Records from a data source
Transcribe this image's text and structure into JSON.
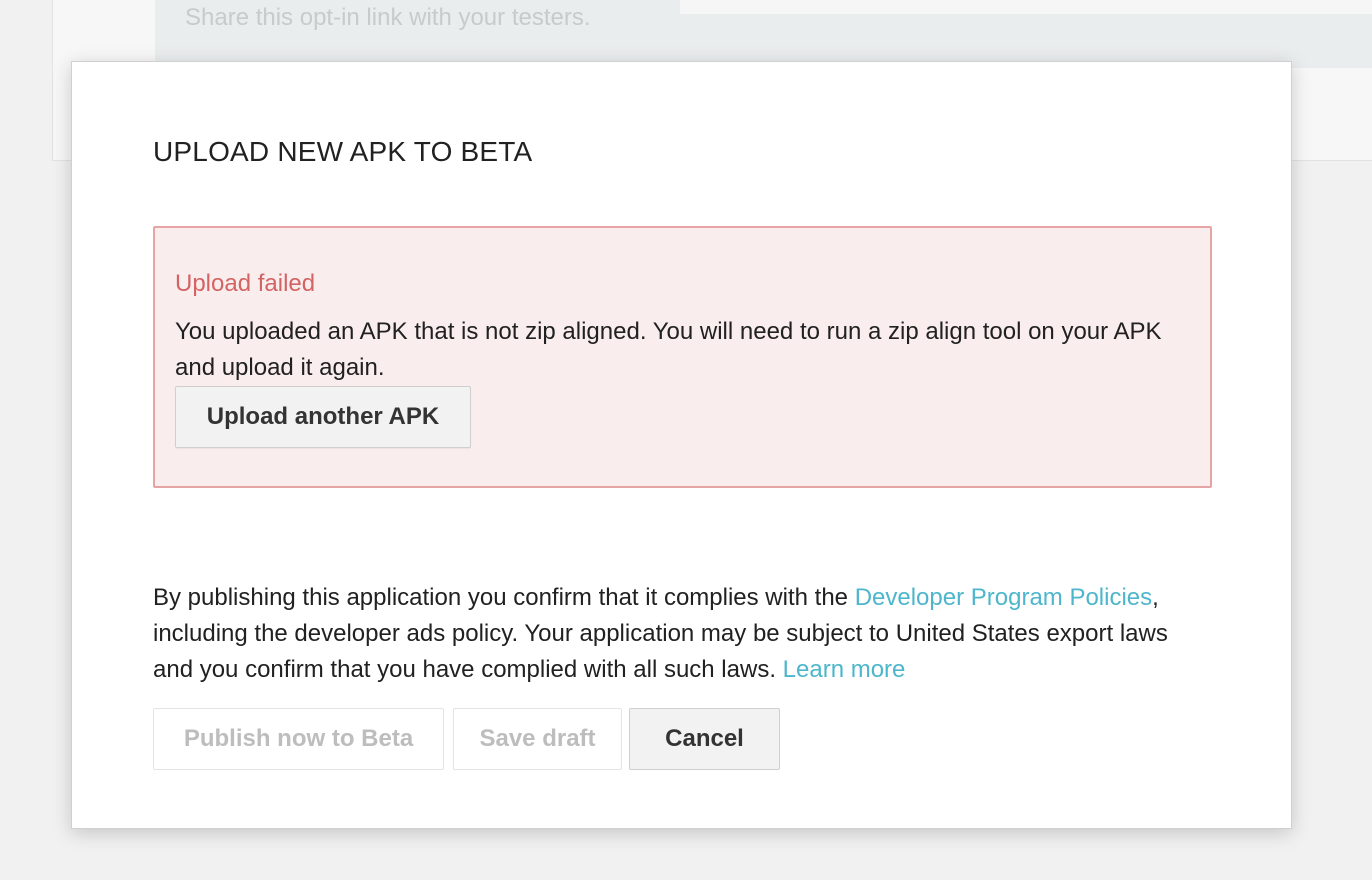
{
  "background": {
    "helper_text": "Share this opt-in link with your testers."
  },
  "modal": {
    "title": "UPLOAD NEW APK TO BETA",
    "error": {
      "title": "Upload failed",
      "message": "You uploaded an APK that is not zip aligned. You will need to run a zip align tool on your APK and upload it again.",
      "button_label": "Upload another APK"
    },
    "legal": {
      "text_before_link": "By publishing this application you confirm that it complies with the ",
      "policy_link": "Developer Program Policies",
      "text_middle": ", including the developer ads policy. Your application may be subject to United States export laws and you confirm that you have complied with all such laws. ",
      "learn_more_link": "Learn more"
    },
    "actions": {
      "publish_label": "Publish now to Beta",
      "save_draft_label": "Save draft",
      "cancel_label": "Cancel"
    }
  },
  "colors": {
    "error_border": "#e5a5a5",
    "error_background": "#f9eeed",
    "error_title": "#d36464",
    "link": "#4eb6cc",
    "disabled_text": "#bdbdbd"
  }
}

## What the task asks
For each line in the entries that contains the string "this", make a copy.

## Task solution
Transcribe this image's text and structure into JSON.
    "helper_text": "Share this opt-in link with your testers."
      "text_before_link": "By publishing this application you confirm that it complies with the ",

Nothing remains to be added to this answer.